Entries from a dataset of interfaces

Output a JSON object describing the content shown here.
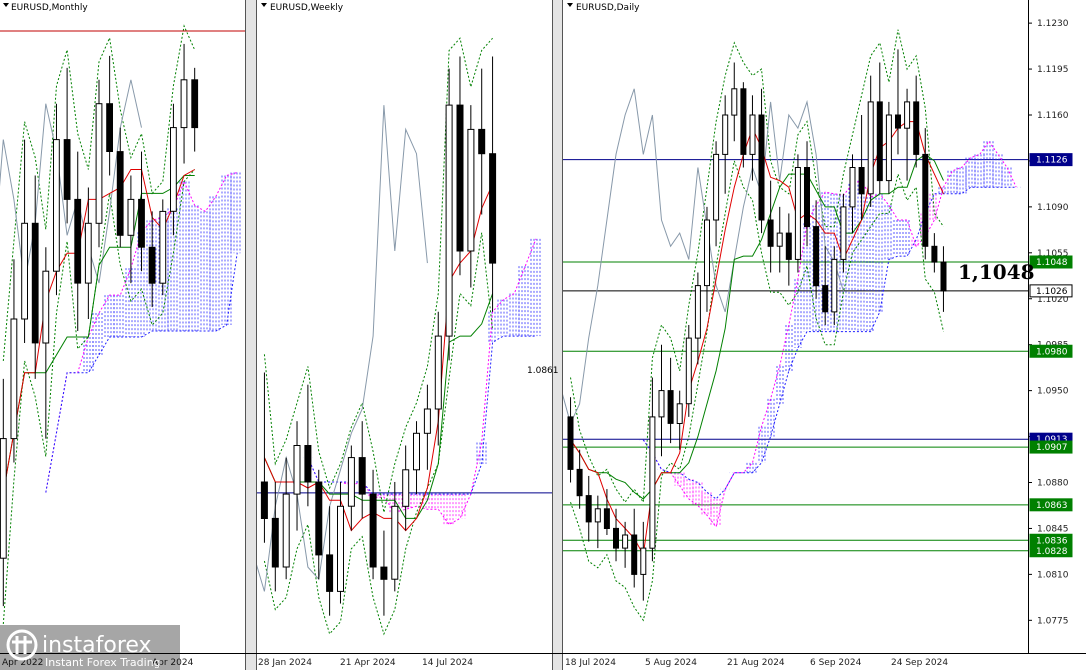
{
  "panels": [
    {
      "symbol": "EURUSD,Monthly",
      "dates": [
        "Apr 2022",
        "Apr 2024"
      ]
    },
    {
      "symbol": "EURUSD,Weekly",
      "dates": [
        "28 Jan 2024",
        "21 Apr 2024",
        "14 Jul 2024"
      ]
    },
    {
      "symbol": "EURUSD,Daily",
      "dates": [
        "18 Jul 2024",
        "5 Aug 2024",
        "21 Aug 2024",
        "6 Sep 2024",
        "24 Sep 2024"
      ]
    }
  ],
  "weekly_level_label": "1.0861",
  "annotation": "1,1048",
  "watermark": {
    "brand": "instaforex",
    "tagline": "Instant Forex Trading"
  },
  "colors": {
    "bull": "#ffffff",
    "bear": "#000000",
    "tenkan": "#e00000",
    "kijun": "#008000",
    "level_green": "#008000",
    "level_blue": "#00008b",
    "cloud_pink": "#ff00ff",
    "cloud_blue": "#2020ff",
    "axis_tag_dark": "#00008b"
  },
  "chart_data": [
    {
      "type": "candlestick",
      "title": "EURUSD,Monthly",
      "x_ticks": [
        "Apr 2022",
        "Apr 2024"
      ],
      "ylim": [
        1.074,
        1.125
      ],
      "visible_window_note": "price scale shared visually with daily panel",
      "series": [
        {
          "name": "candles",
          "ohlc": [
            [
              1.08,
              1.095,
              1.076,
              1.09
            ],
            [
              1.09,
              1.105,
              1.088,
              1.1
            ],
            [
              1.1,
              1.115,
              1.098,
              1.108
            ],
            [
              1.108,
              1.112,
              1.095,
              1.098
            ],
            [
              1.098,
              1.106,
              1.09,
              1.104
            ],
            [
              1.104,
              1.118,
              1.102,
              1.115
            ],
            [
              1.115,
              1.121,
              1.108,
              1.11
            ],
            [
              1.11,
              1.114,
              1.099,
              1.103
            ],
            [
              1.103,
              1.111,
              1.1,
              1.108
            ],
            [
              1.108,
              1.12,
              1.106,
              1.118
            ],
            [
              1.118,
              1.122,
              1.112,
              1.114
            ],
            [
              1.114,
              1.116,
              1.106,
              1.107
            ],
            [
              1.107,
              1.112,
              1.103,
              1.11
            ],
            [
              1.11,
              1.114,
              1.104,
              1.106
            ],
            [
              1.106,
              1.109,
              1.101,
              1.103
            ],
            [
              1.103,
              1.11,
              1.102,
              1.109
            ],
            [
              1.109,
              1.118,
              1.107,
              1.116
            ],
            [
              1.116,
              1.123,
              1.113,
              1.12
            ],
            [
              1.12,
              1.121,
              1.114,
              1.116
            ]
          ]
        }
      ]
    },
    {
      "type": "candlestick",
      "title": "EURUSD,Weekly",
      "x_ticks": [
        "28 Jan 2024",
        "21 Apr 2024",
        "14 Jul 2024"
      ],
      "ylim": [
        1.074,
        1.125
      ],
      "level": 1.0861,
      "series": [
        {
          "name": "candles",
          "ohlc": [
            [
              1.087,
              1.096,
              1.082,
              1.084
            ],
            [
              1.084,
              1.087,
              1.078,
              1.08
            ],
            [
              1.08,
              1.089,
              1.079,
              1.086
            ],
            [
              1.086,
              1.092,
              1.083,
              1.09
            ],
            [
              1.09,
              1.095,
              1.085,
              1.087
            ],
            [
              1.087,
              1.088,
              1.079,
              1.081
            ],
            [
              1.081,
              1.085,
              1.076,
              1.078
            ],
            [
              1.078,
              1.087,
              1.077,
              1.085
            ],
            [
              1.085,
              1.09,
              1.083,
              1.089
            ],
            [
              1.089,
              1.092,
              1.084,
              1.086
            ],
            [
              1.086,
              1.088,
              1.079,
              1.08
            ],
            [
              1.08,
              1.083,
              1.076,
              1.079
            ],
            [
              1.079,
              1.087,
              1.078,
              1.085
            ],
            [
              1.085,
              1.09,
              1.083,
              1.088
            ],
            [
              1.088,
              1.092,
              1.086,
              1.091
            ],
            [
              1.091,
              1.095,
              1.088,
              1.093
            ],
            [
              1.093,
              1.101,
              1.09,
              1.099
            ],
            [
              1.099,
              1.121,
              1.097,
              1.118
            ],
            [
              1.118,
              1.122,
              1.104,
              1.106
            ],
            [
              1.106,
              1.118,
              1.103,
              1.116
            ],
            [
              1.116,
              1.121,
              1.109,
              1.114
            ],
            [
              1.114,
              1.122,
              1.101,
              1.105
            ]
          ]
        }
      ]
    },
    {
      "type": "candlestick",
      "title": "EURUSD,Daily",
      "x_ticks": [
        "18 Jul 2024",
        "5 Aug 2024",
        "21 Aug 2024",
        "6 Sep 2024",
        "24 Sep 2024"
      ],
      "ylim": [
        1.076,
        1.124
      ],
      "y_ticks": [
        1.123,
        1.1195,
        1.116,
        1.1125,
        1.109,
        1.1055,
        1.102,
        1.0985,
        1.095,
        1.0915,
        1.088,
        1.0845,
        1.081,
        1.0775
      ],
      "levels": [
        {
          "value": 1.1126,
          "color": "#00008b"
        },
        {
          "value": 1.1048,
          "color": "#008000"
        },
        {
          "value": 1.1026,
          "color": "#000000"
        },
        {
          "value": 1.098,
          "color": "#008000"
        },
        {
          "value": 1.0913,
          "color": "#00008b"
        },
        {
          "value": 1.0907,
          "color": "#008000"
        },
        {
          "value": 1.0863,
          "color": "#008000"
        },
        {
          "value": 1.0836,
          "color": "#008000"
        },
        {
          "value": 1.0828,
          "color": "#008000"
        }
      ],
      "series": [
        {
          "name": "candles",
          "ohlc": [
            [
              1.093,
              1.0945,
              1.088,
              1.089
            ],
            [
              1.089,
              1.0905,
              1.086,
              1.087
            ],
            [
              1.087,
              1.0885,
              1.0835,
              1.085
            ],
            [
              1.085,
              1.087,
              1.083,
              1.086
            ],
            [
              1.086,
              1.0875,
              1.084,
              1.0845
            ],
            [
              1.0845,
              1.086,
              1.082,
              1.083
            ],
            [
              1.083,
              1.085,
              1.0815,
              1.084
            ],
            [
              1.084,
              1.086,
              1.08,
              1.081
            ],
            [
              1.081,
              1.085,
              1.079,
              1.083
            ],
            [
              1.083,
              1.096,
              1.082,
              1.093
            ],
            [
              1.093,
              1.0985,
              1.09,
              1.095
            ],
            [
              1.095,
              1.0975,
              1.091,
              1.0925
            ],
            [
              1.0925,
              1.095,
              1.0905,
              1.094
            ],
            [
              1.094,
              1.1,
              1.093,
              1.099
            ],
            [
              1.099,
              1.104,
              1.097,
              1.103
            ],
            [
              1.103,
              1.109,
              1.101,
              1.108
            ],
            [
              1.108,
              1.114,
              1.106,
              1.113
            ],
            [
              1.113,
              1.1175,
              1.11,
              1.116
            ],
            [
              1.116,
              1.12,
              1.114,
              1.118
            ],
            [
              1.118,
              1.1185,
              1.112,
              1.113
            ],
            [
              1.113,
              1.1175,
              1.111,
              1.116
            ],
            [
              1.116,
              1.118,
              1.107,
              1.108
            ],
            [
              1.108,
              1.111,
              1.104,
              1.106
            ],
            [
              1.106,
              1.109,
              1.104,
              1.107
            ],
            [
              1.107,
              1.1085,
              1.103,
              1.105
            ],
            [
              1.105,
              1.113,
              1.104,
              1.112
            ],
            [
              1.112,
              1.114,
              1.106,
              1.1075
            ],
            [
              1.1075,
              1.1095,
              1.102,
              1.103
            ],
            [
              1.103,
              1.106,
              1.1,
              1.101
            ],
            [
              1.101,
              1.106,
              1.1,
              1.105
            ],
            [
              1.105,
              1.11,
              1.104,
              1.109
            ],
            [
              1.109,
              1.113,
              1.107,
              1.112
            ],
            [
              1.112,
              1.116,
              1.108,
              1.11
            ],
            [
              1.11,
              1.119,
              1.109,
              1.117
            ],
            [
              1.117,
              1.12,
              1.11,
              1.111
            ],
            [
              1.111,
              1.117,
              1.11,
              1.116
            ],
            [
              1.116,
              1.121,
              1.113,
              1.115
            ],
            [
              1.115,
              1.118,
              1.111,
              1.117
            ],
            [
              1.117,
              1.119,
              1.112,
              1.113
            ],
            [
              1.113,
              1.115,
              1.105,
              1.106
            ],
            [
              1.106,
              1.107,
              1.104,
              1.1048
            ],
            [
              1.1048,
              1.106,
              1.101,
              1.1026
            ]
          ]
        }
      ]
    }
  ]
}
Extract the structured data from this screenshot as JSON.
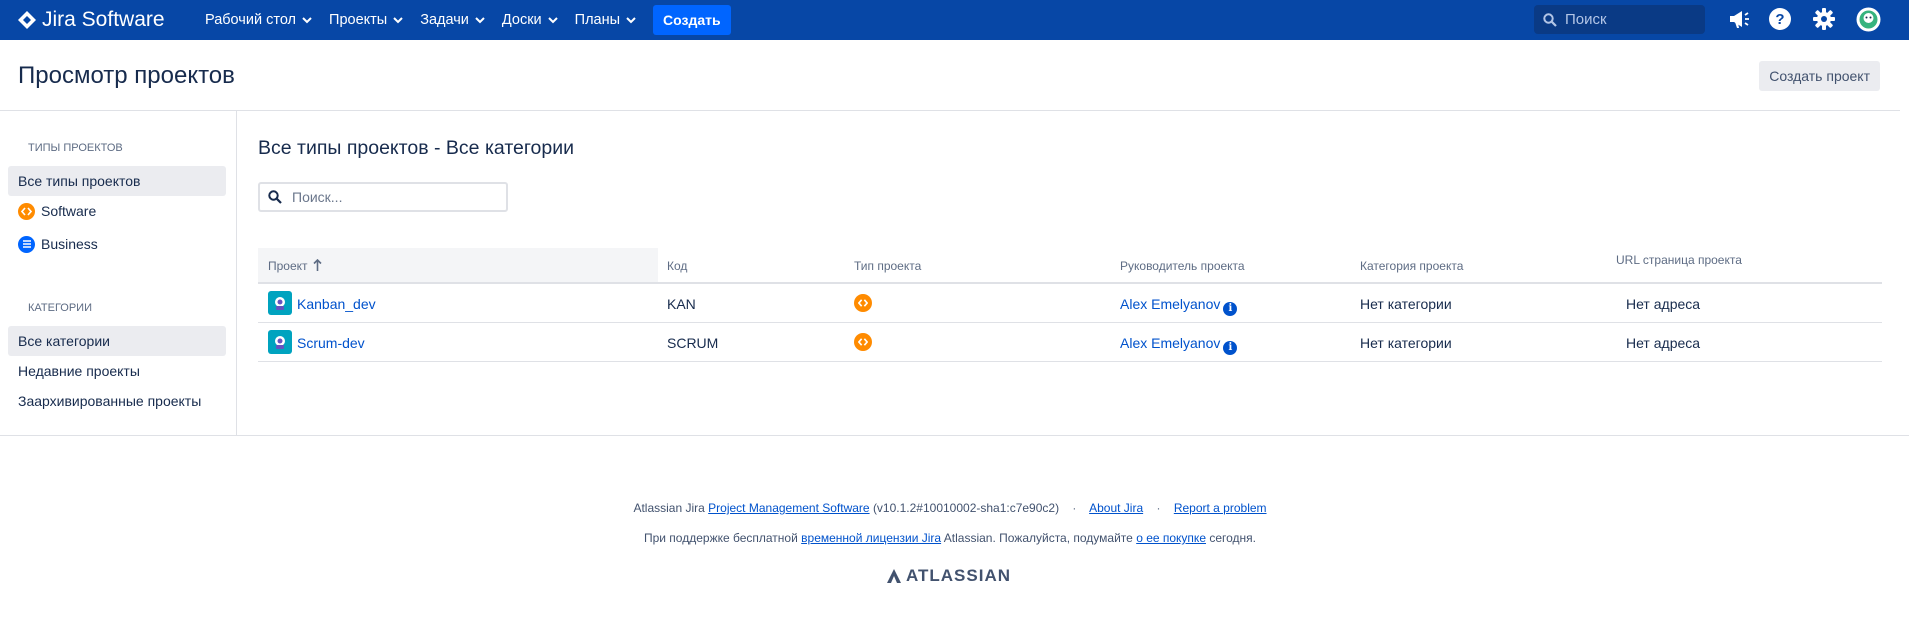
{
  "topbar": {
    "logo_text": "Jira Software",
    "nav": [
      {
        "label": "Рабочий стол"
      },
      {
        "label": "Проекты"
      },
      {
        "label": "Задачи"
      },
      {
        "label": "Доски"
      },
      {
        "label": "Планы"
      }
    ],
    "create_label": "Создать",
    "search_placeholder": "Поиск",
    "icons": [
      "megaphone-icon",
      "help-icon",
      "settings-icon",
      "profile-avatar-icon"
    ]
  },
  "header": {
    "title": "Просмотр проектов",
    "create_project_label": "Создать проект"
  },
  "sidebar": {
    "types_heading": "Типы проектов",
    "types": [
      {
        "label": "Все типы проектов",
        "active": true
      },
      {
        "label": "Software",
        "icon": "software-icon",
        "color": "#ff8b00"
      },
      {
        "label": "Business",
        "icon": "business-icon",
        "color": "#0065ff"
      }
    ],
    "categories_heading": "Категории",
    "categories": [
      {
        "label": "Все категории",
        "active": true
      },
      {
        "label": "Недавние проекты"
      },
      {
        "label": "Заархивированные проекты"
      }
    ]
  },
  "main": {
    "title": "Все типы проектов - Все категории",
    "filter_placeholder": "Поиск...",
    "columns": {
      "project": "Проект",
      "key": "Код",
      "type": "Тип проекта",
      "lead": "Руководитель проекта",
      "category": "Категория проекта",
      "url": "URL страница проекта"
    },
    "rows": [
      {
        "name": "Kanban_dev",
        "key": "KAN",
        "type_icon": "software-icon",
        "lead": "Alex Emelyanov",
        "category": "Нет категории",
        "url": "Нет адреса"
      },
      {
        "name": "Scrum-dev",
        "key": "SCRUM",
        "type_icon": "software-icon",
        "lead": "Alex Emelyanov",
        "category": "Нет категории",
        "url": "Нет адреса"
      }
    ]
  },
  "footer": {
    "line1_prefix": "Atlassian Jira",
    "line1_link": "Project Management Software",
    "line1_version": "(v10.1.2#10010002-sha1:c7e90c2)",
    "about_link": "About Jira",
    "report_link": "Report a problem",
    "line2_prefix": "При поддержке бесплатной",
    "line2_link": "временной лицензии Jira",
    "line2_middle": "Atlassian. Пожалуйста, подумайте",
    "line2_link2": "о ее покупке",
    "line2_suffix": "сегодня.",
    "brand": "ATLASSIAN"
  },
  "colors": {
    "topbar": "#0747a6",
    "create_button": "#0065ff",
    "link": "#0052cc",
    "software": "#ff8b00"
  }
}
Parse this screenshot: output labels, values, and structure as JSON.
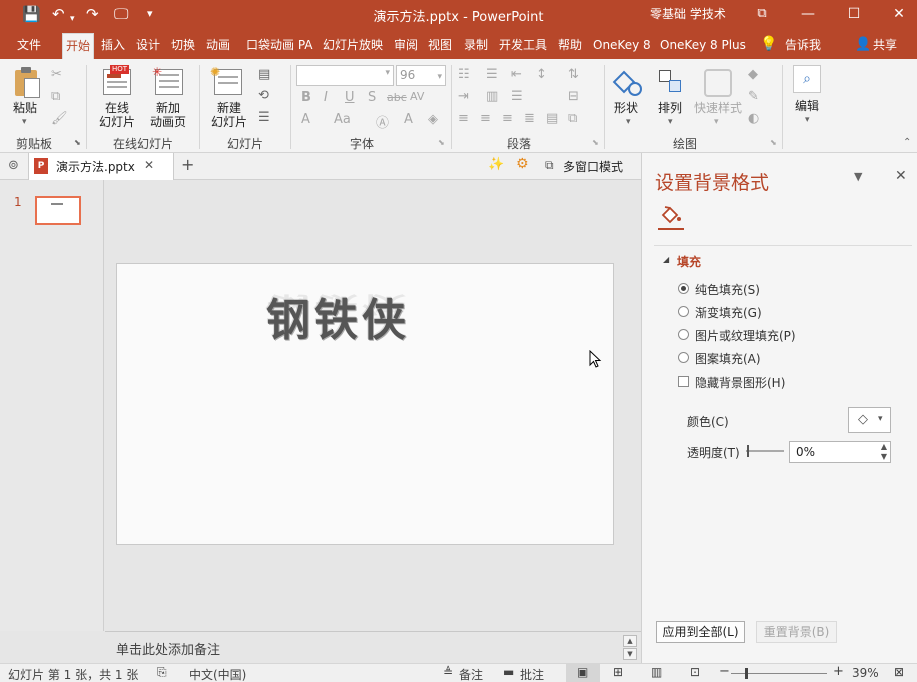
{
  "window": {
    "title": "演示方法.pptx  -  PowerPoint",
    "user": "零基础 学技术",
    "controls": {
      "restore": "⧉",
      "minimize": "—",
      "maximize": "☐",
      "close": "✕"
    }
  },
  "qat": {
    "save": "💾",
    "undo": "↶",
    "redo": "↷",
    "start": "🖵",
    "more": "▾"
  },
  "menu": {
    "tabs": [
      "文件",
      "开始",
      "插入",
      "设计",
      "切换",
      "动画",
      "口袋动画 PA",
      "幻灯片放映",
      "审阅",
      "视图",
      "录制",
      "开发工具",
      "帮助",
      "OneKey 8",
      "OneKey 8 Plus"
    ],
    "active": "开始",
    "tell_me": "告诉我",
    "share": "共享"
  },
  "ribbon": {
    "clipboard": {
      "paste": "粘贴",
      "group": "剪贴板"
    },
    "online_slides": {
      "online": "在线\n幻灯片",
      "new_anim": "新加\n动画页",
      "group": "在线幻灯片",
      "hot_badge": "HOT"
    },
    "slides": {
      "new_slide": "新建\n幻灯片",
      "group": "幻灯片"
    },
    "font": {
      "font_name": "",
      "font_size": "96",
      "group": "字体",
      "bold": "B",
      "italic": "I",
      "underline": "U",
      "shadow": "S",
      "strike": "abc",
      "spacing": "AV",
      "grow": "A",
      "case": "Aa"
    },
    "paragraph": {
      "group": "段落"
    },
    "drawing": {
      "shape": "形状",
      "arrange": "排列",
      "quick_style": "快速样式",
      "group": "绘图"
    },
    "editing": {
      "edit": "编辑"
    }
  },
  "doc_tab": {
    "name": "演示方法.pptx",
    "multi_window": "多窗口模式",
    "close": "✕",
    "add": "+"
  },
  "thumbnails": [
    {
      "number": "1"
    }
  ],
  "slide": {
    "text": "钢铁侠"
  },
  "notes": {
    "placeholder": "单击此处添加备注"
  },
  "format_panel": {
    "title": "设置背景格式",
    "section": "填充",
    "options": [
      "纯色填充(S)",
      "渐变填充(G)",
      "图片或纹理填充(P)",
      "图案填充(A)"
    ],
    "selected_option": "纯色填充(S)",
    "hide_bg": "隐藏背景图形(H)",
    "color_label": "颜色(C)",
    "transparency_label": "透明度(T)",
    "transparency_value": "0%",
    "apply_all": "应用到全部(L)",
    "reset": "重置背景(B)"
  },
  "status": {
    "slide_info": "幻灯片 第 1 张，共 1 张",
    "language": "中文(中国)",
    "notes": "备注",
    "comments": "批注",
    "zoom": "39%",
    "zoom_level": 0.39
  },
  "colors": {
    "accent": "#b7472a",
    "ribbon_bg": "#f3f3f3",
    "thumb_border": "#e8704e"
  }
}
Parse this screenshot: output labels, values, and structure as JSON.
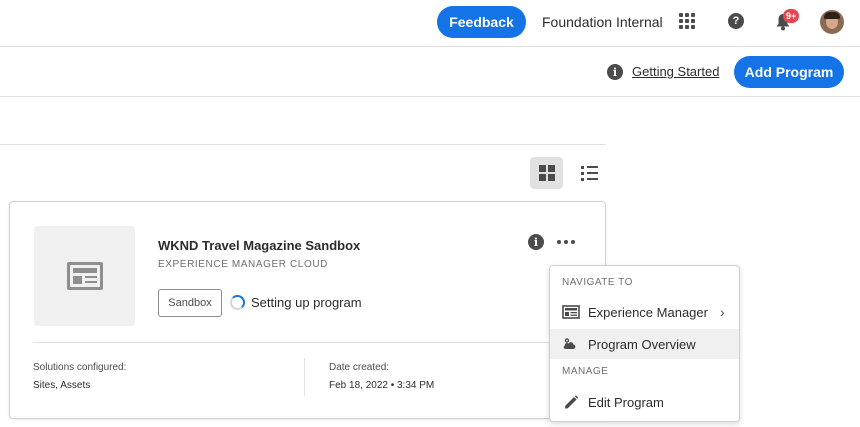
{
  "header": {
    "feedback_label": "Feedback",
    "org_name": "Foundation Internal",
    "notification_badge": "9+",
    "icons": [
      "apps-grid-icon",
      "help-icon",
      "bell-icon",
      "avatar"
    ]
  },
  "toolbar": {
    "getting_started_label": "Getting Started",
    "add_program_label": "Add Program"
  },
  "view_toggle": {
    "icons": [
      "grid-view-icon",
      "list-view-icon"
    ],
    "selected": "grid"
  },
  "program_card": {
    "title": "WKND Travel Magazine Sandbox",
    "subtitle": "EXPERIENCE MANAGER CLOUD",
    "tag": "Sandbox",
    "status": "Setting up program",
    "solutions_label": "Solutions configured:",
    "solutions_value": "Sites, Assets",
    "date_label": "Date created:",
    "date_value": "Feb 18, 2022 • 3:34 PM"
  },
  "context_menu": {
    "navigate_heading": "NAVIGATE TO",
    "items_navigate": [
      {
        "label": "Experience Manager",
        "icon": "experience-manager-icon",
        "has_submenu": true
      },
      {
        "label": "Program Overview",
        "icon": "cloud-gear-icon",
        "has_submenu": false
      }
    ],
    "manage_heading": "MANAGE",
    "items_manage": [
      {
        "label": "Edit Program",
        "icon": "pencil-icon"
      }
    ]
  },
  "colors": {
    "accent": "#1473e6",
    "badge": "#e34850",
    "icon_gray": "#4b4b4b"
  }
}
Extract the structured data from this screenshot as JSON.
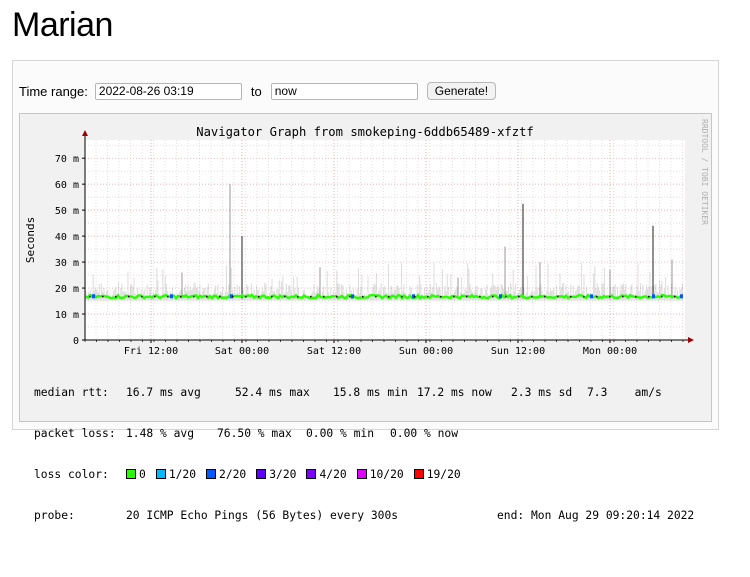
{
  "page": {
    "title": "Marian"
  },
  "form": {
    "time_range_label": "Time range:",
    "start_value": "2022-08-26 03:19",
    "to_label": "to",
    "end_value": "now",
    "generate_label": "Generate!"
  },
  "graph": {
    "title": "Navigator Graph from smokeping-6ddb65489-xfztf",
    "side_credit": "RRDTOOL / TOBI OETIKER",
    "ylabel": "Seconds",
    "y_ticks": [
      "0",
      "10 m",
      "20 m",
      "30 m",
      "40 m",
      "50 m",
      "60 m",
      "70 m"
    ],
    "x_ticks": [
      "Fri 12:00",
      "Sat 00:00",
      "Sat 12:00",
      "Sun 00:00",
      "Sun 12:00",
      "Mon 00:00"
    ]
  },
  "legend": {
    "median_label": "median rtt:",
    "median_avg": "16.7 ms avg",
    "median_max": "52.4 ms max",
    "median_min": "15.8 ms min",
    "median_now": "17.2 ms now",
    "median_sd": "2.3 ms sd",
    "median_ams": "7.3    am/s",
    "loss_label": "packet loss:",
    "loss_avg": "1.48 % avg",
    "loss_max": "76.50 % max",
    "loss_min": "0.00 % min",
    "loss_now": "0.00 % now",
    "color_label": "loss color:",
    "loss_colors": [
      {
        "label": "0",
        "color": "#26ff00"
      },
      {
        "label": "1/20",
        "color": "#00b8ff"
      },
      {
        "label": "2/20",
        "color": "#0059ff"
      },
      {
        "label": "3/20",
        "color": "#5e00ff"
      },
      {
        "label": "4/20",
        "color": "#7e00ff"
      },
      {
        "label": "10/20",
        "color": "#dd00ff"
      },
      {
        "label": "19/20",
        "color": "#ff0000"
      }
    ],
    "probe_label": "probe:",
    "probe_value": "20 ICMP Echo Pings (56 Bytes) every 300s",
    "end_value": "end: Mon Aug 29 09:20:14 2022"
  },
  "chart_data": {
    "type": "line",
    "title": "Navigator Graph from smokeping-6ddb65489-xfztf",
    "xlabel": "",
    "ylabel": "Seconds",
    "ylim": [
      0,
      77
    ],
    "y_unit": "ms",
    "x": [
      "Fri 12:00",
      "Sat 00:00",
      "Sat 12:00",
      "Sun 00:00",
      "Sun 12:00",
      "Mon 00:00"
    ],
    "x_range_hours": [
      "Fri 03:19",
      "Mon 09:20"
    ],
    "series": [
      {
        "name": "median rtt",
        "median_level": 16.7,
        "min": 15.8,
        "max": 52.4,
        "spikes": [
          {
            "x": "Sun 12:00",
            "y": 52.4
          },
          {
            "x": "Mon 04:00",
            "y": 44
          },
          {
            "x": "Sat 00:00",
            "y": 40
          }
        ]
      }
    ],
    "grid": true,
    "legend": "bottom"
  },
  "colors": {
    "page_bg": "#ffffff",
    "graph_bg": "#f1f1f1",
    "plot_bg": "#ffffff",
    "grid_minor": "#e0c8c8",
    "grid_major": "#d9a0a0",
    "axis": "#000000",
    "arrow": "#a00000",
    "median_line": "#26ff00"
  }
}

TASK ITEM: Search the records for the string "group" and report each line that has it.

ANSWER AREA:
      "group": "剪贴板"
      "group": "在线幻灯片",
      "group": "幻灯片"
      "group": "字体",
      "group": "段落"
      "group": "绘图"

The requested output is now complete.